|Rawles, Steven - Steve|
Submitted to: Book of Abstracts Aquaculture America
Publication Type: Abstract only
Publication Acceptance Date: 2/4/2007
Publication Date: 2/26/2007
Citation: Rawles, S.D., Ludwig, G.M., Lochmann, S., Gaylord, T.G. 2007. The effect of rotifer enrichment strategy on sunshine bass larvae fatty acid profile [abstract]. Book of Abstracts Aquaculture America. p. 754. Interpretive Summary:

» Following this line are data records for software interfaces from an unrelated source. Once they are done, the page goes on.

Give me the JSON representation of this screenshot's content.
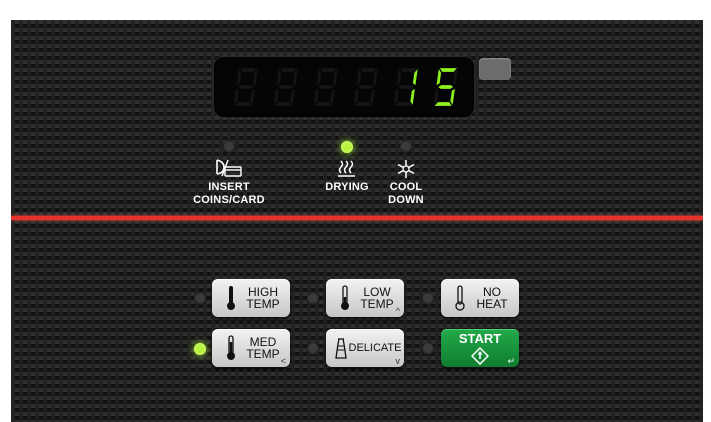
{
  "display": {
    "digits": [
      "8",
      "8",
      "8",
      "8",
      "1",
      "5"
    ],
    "active": [
      false,
      false,
      false,
      false,
      true,
      true
    ],
    "lit_color": "#8ef21f",
    "dim_color": "#151515"
  },
  "indicators": {
    "insert": {
      "label_1": "INSERT",
      "label_2": "COINS/CARD",
      "icon": "coin-card-icon",
      "on": false
    },
    "drying": {
      "label_1": "DRYING",
      "icon": "drying-heat-icon",
      "on": true
    },
    "cool_down": {
      "label_1": "COOL",
      "label_2": "DOWN",
      "icon": "snowflake-icon",
      "on": false
    }
  },
  "buttons": {
    "high_temp": {
      "line_1": "HIGH",
      "line_2": "TEMP",
      "icon": "thermometer-high-icon",
      "led_on": false
    },
    "low_temp": {
      "line_1": "LOW",
      "line_2": "TEMP",
      "corner": "^",
      "icon": "thermometer-low-icon",
      "led_on": false
    },
    "no_heat": {
      "line_1": "NO",
      "line_2": "HEAT",
      "icon": "thermometer-empty-icon",
      "led_on": false
    },
    "med_temp": {
      "line_1": "MED",
      "line_2": "TEMP",
      "corner": "<",
      "icon": "thermometer-med-icon",
      "led_on": true
    },
    "delicate": {
      "label": "DELICATE",
      "corner": "v",
      "icon": "delicate-garment-icon",
      "led_on": false
    },
    "start": {
      "label": "START",
      "corner": "↵",
      "icon": "start-diamond-icon",
      "led_on": false
    }
  },
  "colors": {
    "accent_red": "#e8322c",
    "start_green": "#1a9a40",
    "led_green": "#b6f33a"
  }
}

Technical Abstract: We previously reported that larval hybrid striped bass subjected to different fatty acid enrichments showed little differences in morphometric characters or survival. In this study we investigated the influence of enrichment fatty acid composition on that of the larval fish. A canonical discriminant analysis (CDA) was conducted of fatty acid concentrations in hybrid striped bass fry which had been fed rotifers enriched with various combinations of two commercial emulsions (Culture Celco 3000®, C; Super Celco, S) and two algal pastes (Nannochlorpsis, N; Pavlova, P). The fry foods included rotifers fed N (Rn), rotifers fed N and C (Rnc); rotifers fed N, C, and S (Rncs), and rotifers fed N, C, and P (Rncp). Fatty acid profiles were significantly different (Wilks’-Lambda < 0.0001) among treatments and three canonical variates (CAN1-3) accounted for 83% of the variance. CAN1 with respect to CAN2 maximally separated fatty acid profiles of enrichments vs. rotifers vs. fry; whereas, CAN2 maximally separated profiles within each treatment type, e.g., rotifers fed different enrichment combinations (Fig. 1). CAN3 accounted for 10% of the variance and CAN 1 vs. CAN3 (not shown) maximally separated initial unfed fry (Fi) from fed fry based predominantly on higher levels of 16:1, 18:3, 22:5 and 22:6 and lower levels of 20:5 as well as the saturates 14:0, 16:0, and 18:0 as indicated by CAN3 canonical coefficients. The wider spread along CAN2 with respect to CAN1 among rotifers receiving different enrichments contrasts with tighter grouping of fry receiving different rotifers and suggests dilution of enrichment strategy up the food chain. Closer examination of canonical coefficients for each variate (data not shown) reveals differences in fatty acid composition among treatments. For example, the coefficients with respect to CAN1 indicate algal pastes were higher in 14:0, 14:1, 20:0, 20:1 and 22:5 and lower in 18-C fatty acids and 22:6 than commercial emulsions. Within rotifers, tight grouping of Rn and Rnc in closer proximity to N than C indicates the addition of Culture Selco® had little influence on final rotifer fatty acid profile. In contrast, the distinct separation and progressively negative locations of Rncp and Rncs® with respect to Rn and Rnc reflects greater influence of Pavlova and Super Selco fatty acid compositions as a result of greater n-3 content, i.e., negative CAN2 canonical coefficients for 18:3, 20:5, 22:5, and 22:6. Finally, CDA indicates little differences in the fatty acid profiles of hybrid striped bass fry fed rotifers receiving the different enrichments and supports our previous observation that final performance measures did not differ among fry.